4. Is my perspective "readable"? (Even a 3 min value study, simplified to mass values and shapes, is "readable" on paper).

5. Are my eyes led to a focal area?...away from the focal area and back in again? Do I have a secondary area of interest? How does the viewer travel from one to the other?
6. And finally, do I have visual excitement and spatial organization?

Friday, June 4, 2010

Funky Pigeon Facts

Finishing up the couple of pigeon paintings I had started last week, I thought I should research a little about the birds. Never really thought twice about them, until I put the painting together. Now I have a new respect for the birds and their position in the world. I can't exactly say why I chose to do these little paintings other than I really enjoy the simplicity and structure of the compositions.
Circle of Friends 11X14, watercolor on Ampersand aquabord (above)
Pecking Order 11X14, watercolor on Ampersand aquabord(below)

1. Homing Pigeons have been known to fly 700 miles in a day. A 10 year study carried out by Oxford University concluded that pigeons use roads and freeways to navigate, in some cases changing direction at freeway junctions.

2. Pigeons achieved a 98% success rate in the missions flown in WW II, despite enemy fire, and often with mortal injuries to themselves.

3. Pigeons are still used today by the French, Swiss, Israeli, Iraqi and Chinese Armies.

4. Noah's Dove was most likely a homing pigeon.

5. They were used by the Greeks more than 5,000 years ago.

6. They are bred, raised and trained as good as Thoroughbred Horses (four million or so worldwide).

7. They have been known to see very well over a 26 mile distance.

8. Scientist believe they may hear wind blowing over mountains from hundreds of miles away. The ability to hear sounds 11 octaves below middle C allow the pigeons to detect earthquakes and electrical storms.

9. In the late 1800 the most heroic recorded flight was from a pigeon that was released in Africa and took 55 days to get home in England. Traveling over 7,000 miles.

10. Unless separated, pigeons mate for life. They have been known to live over 30 years. Both parents feed their young milk.

11. In the 17th century, King George I of England, decreed all pigeon droppings to be property of the Crown—and the “lofts” were policed to enforce the law! (Pigeon manure was used in making gunpowder)

12. The pigeon has the rare ability for a large bird to be able to fly nearly straight up.

13. Advanced studies at the University of Montana conclude: “Pound for pound, columba livia (the pigeon) is one of the smartest, most physically adept creatures in the animal kingdom.” The pigeon can pass a mirror test, recognizing it’s own reflection, and is only one of 6 species, and the only non-mammal, that has this ability. The pigeon can recognize all 26 letters of the English language as well differentiate between photographs and even between two different human beings in a photograph.
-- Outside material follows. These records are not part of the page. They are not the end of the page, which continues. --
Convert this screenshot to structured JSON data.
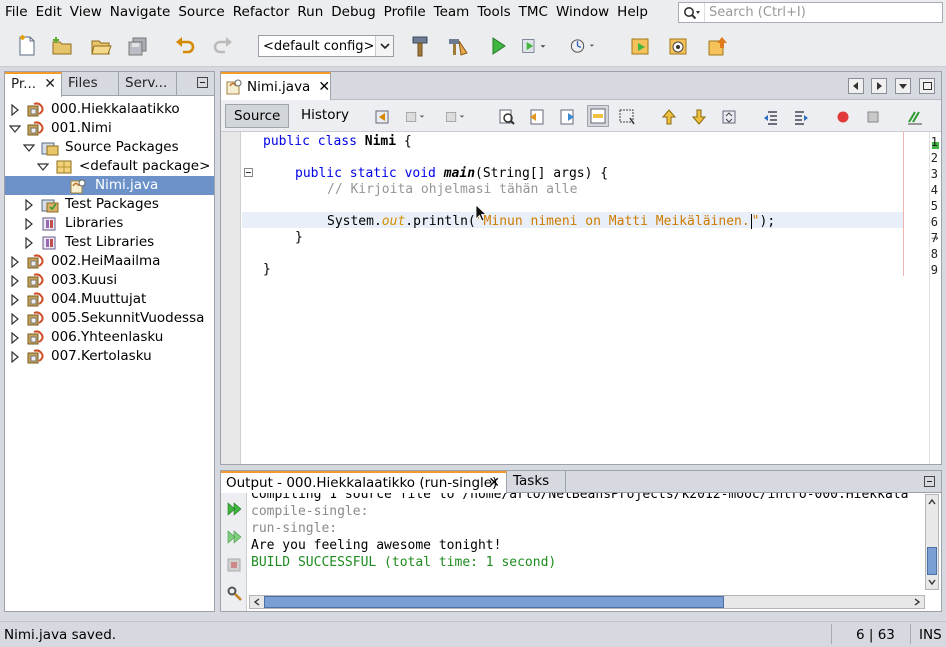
{
  "menubar": {
    "items": [
      "File",
      "Edit",
      "View",
      "Navigate",
      "Source",
      "Refactor",
      "Run",
      "Debug",
      "Profile",
      "Team",
      "Tools",
      "TMC",
      "Window",
      "Help"
    ],
    "search_placeholder": "Search (Ctrl+I)"
  },
  "toolbar": {
    "config_value": "<default config>"
  },
  "left_panel": {
    "tabs": [
      "Pr...",
      "Files",
      "Serv..."
    ],
    "tree": [
      {
        "label": "000.Hiekkalaatikko",
        "level": 0,
        "icon": "project-icon",
        "expanded": false
      },
      {
        "label": "001.Nimi",
        "level": 0,
        "icon": "project-icon",
        "expanded": true
      },
      {
        "label": "Source Packages",
        "level": 1,
        "icon": "source-packages-icon",
        "expanded": true
      },
      {
        "label": "<default package>",
        "level": 2,
        "icon": "package-icon",
        "expanded": true
      },
      {
        "label": "Nimi.java",
        "level": 3,
        "icon": "java-file-icon",
        "selected": true
      },
      {
        "label": "Test Packages",
        "level": 1,
        "icon": "test-packages-icon",
        "expanded": false
      },
      {
        "label": "Libraries",
        "level": 1,
        "icon": "libraries-icon",
        "expanded": false
      },
      {
        "label": "Test Libraries",
        "level": 1,
        "icon": "libraries-icon",
        "expanded": false
      },
      {
        "label": "002.HeiMaailma",
        "level": 0,
        "icon": "project-icon",
        "expanded": false
      },
      {
        "label": "003.Kuusi",
        "level": 0,
        "icon": "project-icon",
        "expanded": false
      },
      {
        "label": "004.Muuttujat",
        "level": 0,
        "icon": "project-icon",
        "expanded": false
      },
      {
        "label": "005.SekunnitVuodessa",
        "level": 0,
        "icon": "project-icon",
        "expanded": false
      },
      {
        "label": "006.Yhteenlasku",
        "level": 0,
        "icon": "project-icon",
        "expanded": false
      },
      {
        "label": "007.Kertolasku",
        "level": 0,
        "icon": "project-icon",
        "expanded": false
      }
    ]
  },
  "editor": {
    "tab_label": "Nimi.java",
    "source_label": "Source",
    "history_label": "History",
    "line_numbers": [
      "1",
      "2",
      "3",
      "4",
      "5",
      "6",
      "7",
      "8",
      "9"
    ],
    "code": {
      "l1_kw": "public class ",
      "l1_name": "Nimi",
      "l1_rest": " {",
      "l3_kw": "public static void ",
      "l3_fn": "main",
      "l3_rest": "(String[] args) {",
      "l4_comment": "// Kirjoita ohjelmasi tähän alle",
      "l6_a": "System.",
      "l6_out": "out",
      "l6_b": ".println(",
      "l6_str": "\"Minun nimeni on Matti Meikäläinen.",
      "l6_q": "\"",
      "l6_c": ");",
      "l7": "}",
      "l9": "}"
    }
  },
  "output": {
    "tab_label": "Output - 000.Hiekkalaatikko (run-single)",
    "tasks_label": "Tasks",
    "lines": [
      {
        "text": "Compiling 1 source file to /home/arto/NetBeansProjects/k2012-mooc/intro-000.Hiekkala",
        "color": "#000000"
      },
      {
        "text": "compile-single:",
        "color": "#8a8a8a"
      },
      {
        "text": "run-single:",
        "color": "#8a8a8a"
      },
      {
        "text": "Are you feeling awesome tonight!",
        "color": "#000000"
      },
      {
        "text": "BUILD SUCCESSFUL (total time: 1 second)",
        "color": "#1e8c1e"
      }
    ]
  },
  "statusbar": {
    "message": "Nimi.java saved.",
    "position": "6 | 63",
    "mode": "INS"
  },
  "colors": {
    "accent_tab": "#f29a2e",
    "selection": "#6c92c9"
  }
}
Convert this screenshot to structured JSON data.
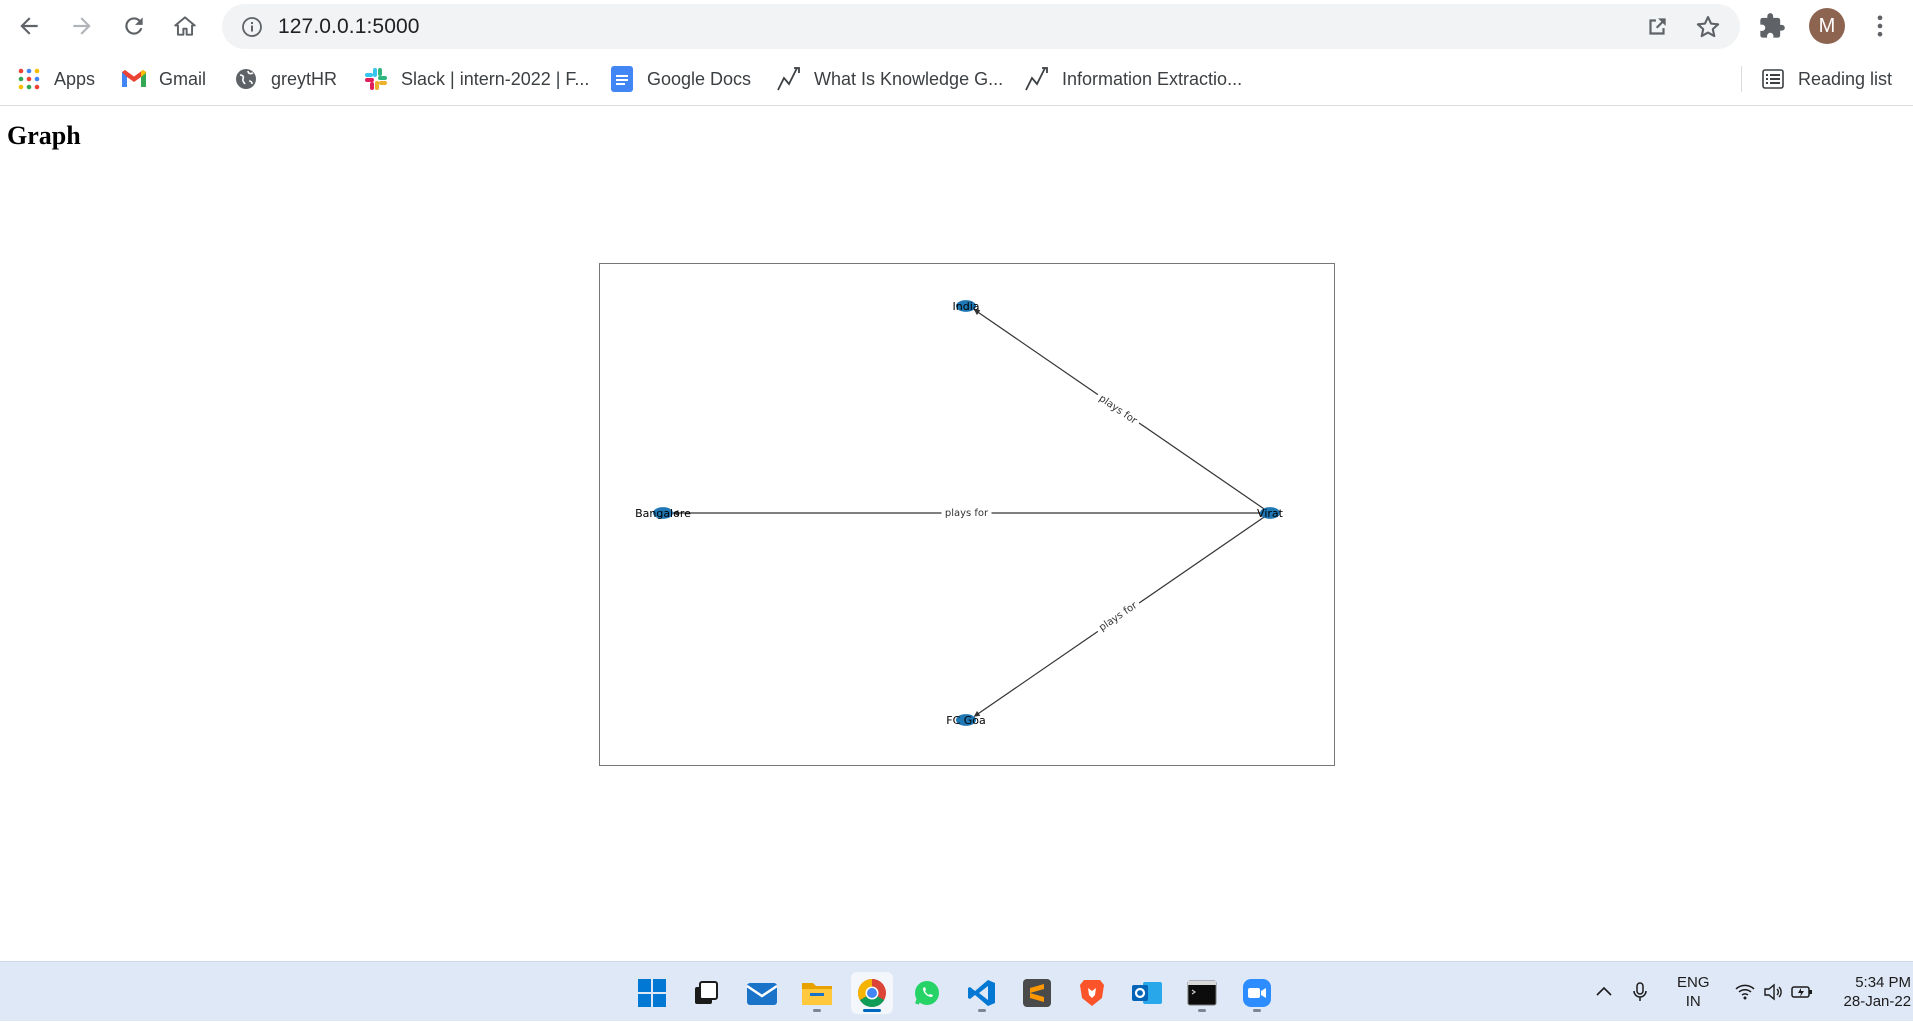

14. Pigeons are the only bird in the world that do not have to lift their head to swallow water.

15. When the pigeon is in long flight, it reaches back and holds on to the short tail feathers with its feet in order to save energy from holding its legs up.

16. During breeding season, when there are more than a few babies on the floor, all parents will feed all babies, even if they are not their own.

17. Why do you never see baby pigeons? Pigeons lay only 2 eggs at a time, and then spoil those babies shamefully. The parents feed the babies until they’re totally fat, happy, and freathered out. By the time they leave the nests, they are the same size as adults.